Facebook has taken down a network of pages that promoted American patriotism and President Donald Trump after they were revealed to be run from Kosovo.
There were more than 170,000 followers of the “Police Lives Matter” page, which shared provocative viral content supporting U.S. police officers and included pages with the titles “All Lives Matter,” “I Support The Police US not Criminals” and “Blue Lives Matter USA.”
To drive online traffic, the network, which had more social engagement than established media outlets like Bloomberg, Vox and BuzzFeed, also ran pages about cute animals, including “Happy Animal Club” and “3-Minute Animal Stories.”
The investigative website Popular Information revealed that while promoting American identity, the pages were actually run from Kosovo and sought to make money by playing on the emotions of Americans.
Although not aiming to promote Trump politically, they used misinformation to exploit a right-wing backlash against the Black Lives Matter movement, and often pushed pro-Trump content, Popular Information added.
Facebook was alerted to the pages on September 27 and has taken all the pages down.
In a statement to Newsweek, Facebook spokesman Joe Osborne said: “We’ve removed the pages that violate our policies and will continue enforcing when we determine misuse.
“We’ve invested in transparency features so that people can flag potentially suspicious activity for us to investigate and take action when we find violations.
This the second time in weeks that the social media giant has had to remove jingoistic pages, followed by millions of Americans, that were actually run from Eastern Europe.
Last week, after Popular Information revealed they were run from Ukraine, Facebook removed the pro-Trump pages linked to “I Love America,” which used viral content from the St Petersburg-based Internet Research Agency (IRA). The IRA was at the center of the Mueller inquiry into Russian interference during the 2016 election campaign.
It raises questions over Facebook’s assurances that it is doing all it can to prevent its platform from being used for misinformation and fake news ahead of the 2020 U.S. election.
Facebook said that like the Ukrainian pages, the Kosovar pages do not appear to be state-run or politically-motivated and that they were “a spammy group looking to profit from political content.”
In September, Facebook’s Vice President of Global Affairs and Communications Nick Clegg said the social network had made mistakes in 2016 in allowing foreign agents to interfere with elections but that since then the social media giant “had been building its defenses to stop that happening again.”
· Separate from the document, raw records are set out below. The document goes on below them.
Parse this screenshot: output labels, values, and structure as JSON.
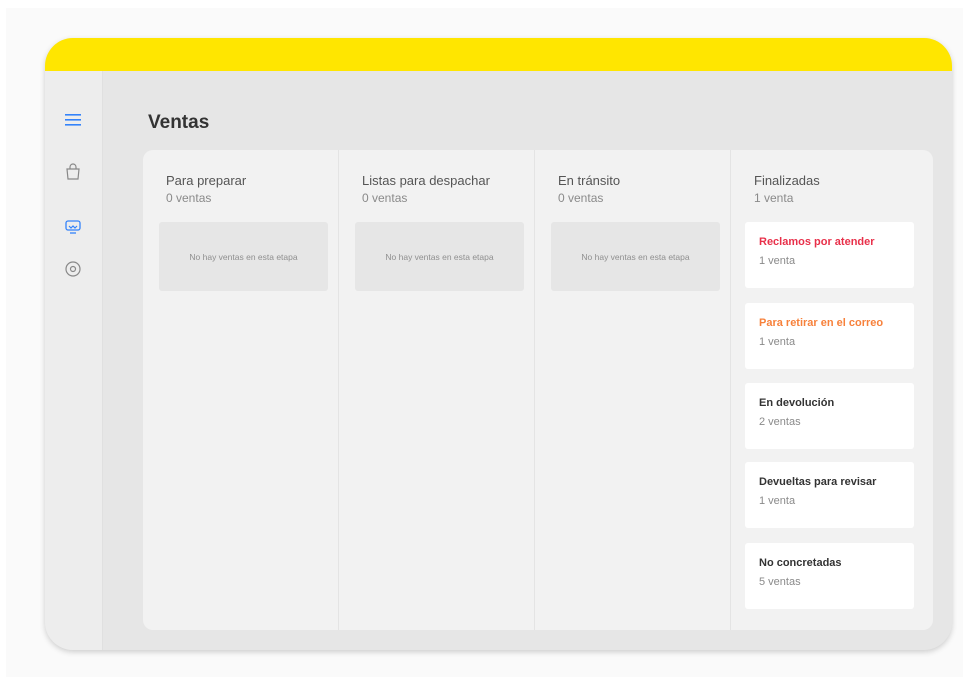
{
  "colors": {
    "brand_yellow": "#ffe600",
    "accent_blue": "#3483fa",
    "claim_red": "#e8304a",
    "mail_orange": "#f7813b",
    "neutral_dark": "#333333"
  },
  "sidebar": {
    "items": [
      {
        "icon": "menu-icon"
      },
      {
        "icon": "shopping-bag-icon"
      },
      {
        "icon": "sales-icon"
      },
      {
        "icon": "settings-icon"
      }
    ]
  },
  "page": {
    "title": "Ventas"
  },
  "columns": [
    {
      "title": "Para preparar",
      "count": "0 ventas",
      "empty_text": "No hay ventas en esta etapa"
    },
    {
      "title": "Listas para despachar",
      "count": "0 ventas",
      "empty_text": "No hay ventas en esta etapa"
    },
    {
      "title": "En tránsito",
      "count": "0 ventas",
      "empty_text": "No hay ventas en esta etapa"
    },
    {
      "title": "Finalizadas",
      "count": "1 venta",
      "cards": [
        {
          "title": "Reclamos por atender",
          "count": "1 venta",
          "color": "#e8304a"
        },
        {
          "title": "Para retirar en el correo",
          "count": "1 venta",
          "color": "#f7813b"
        },
        {
          "title": "En devolución",
          "count": "2 ventas",
          "color": "#333333"
        },
        {
          "title": "Devueltas para revisar",
          "count": "1 venta",
          "color": "#333333"
        },
        {
          "title": "No concretadas",
          "count": "5 ventas",
          "color": "#333333"
        }
      ]
    }
  ]
}
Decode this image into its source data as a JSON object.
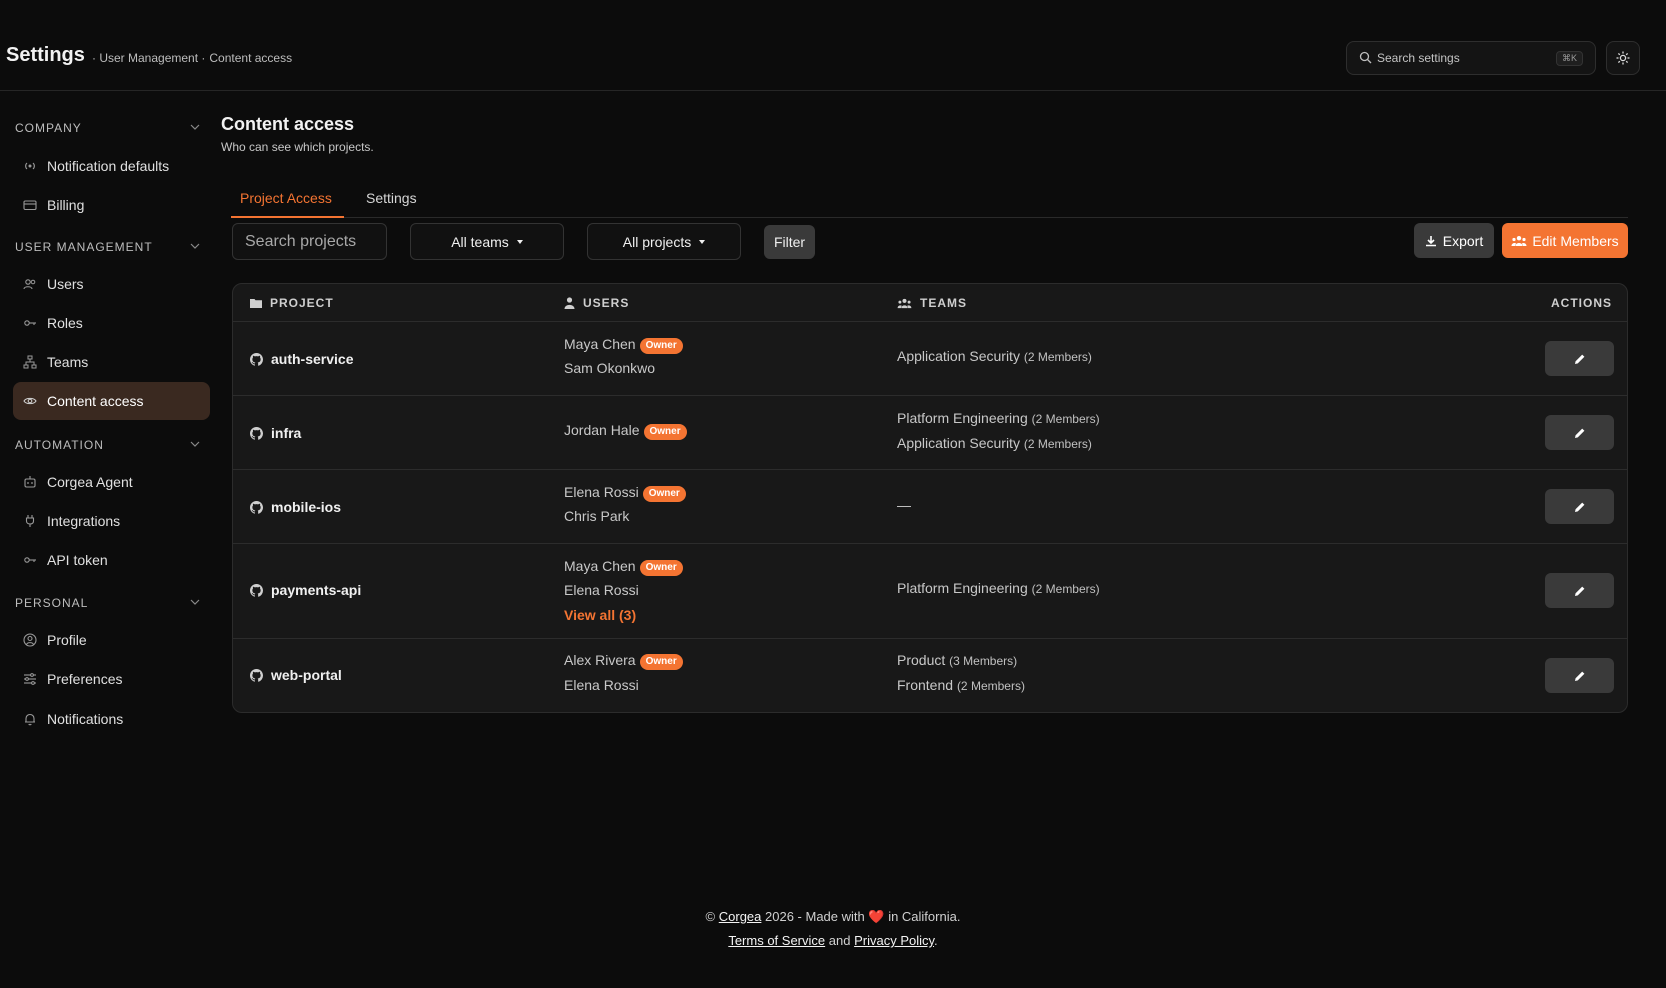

Clegg said: “At Facebook, our role is to make sure there is a level playing field, not to be a political participant ourselves.
“We have a responsibility to protect the platform from outside interference, and to make sure that when people pay us for political ads we make it as transparent as possible. But it is not our role to intervene when politicians speak.”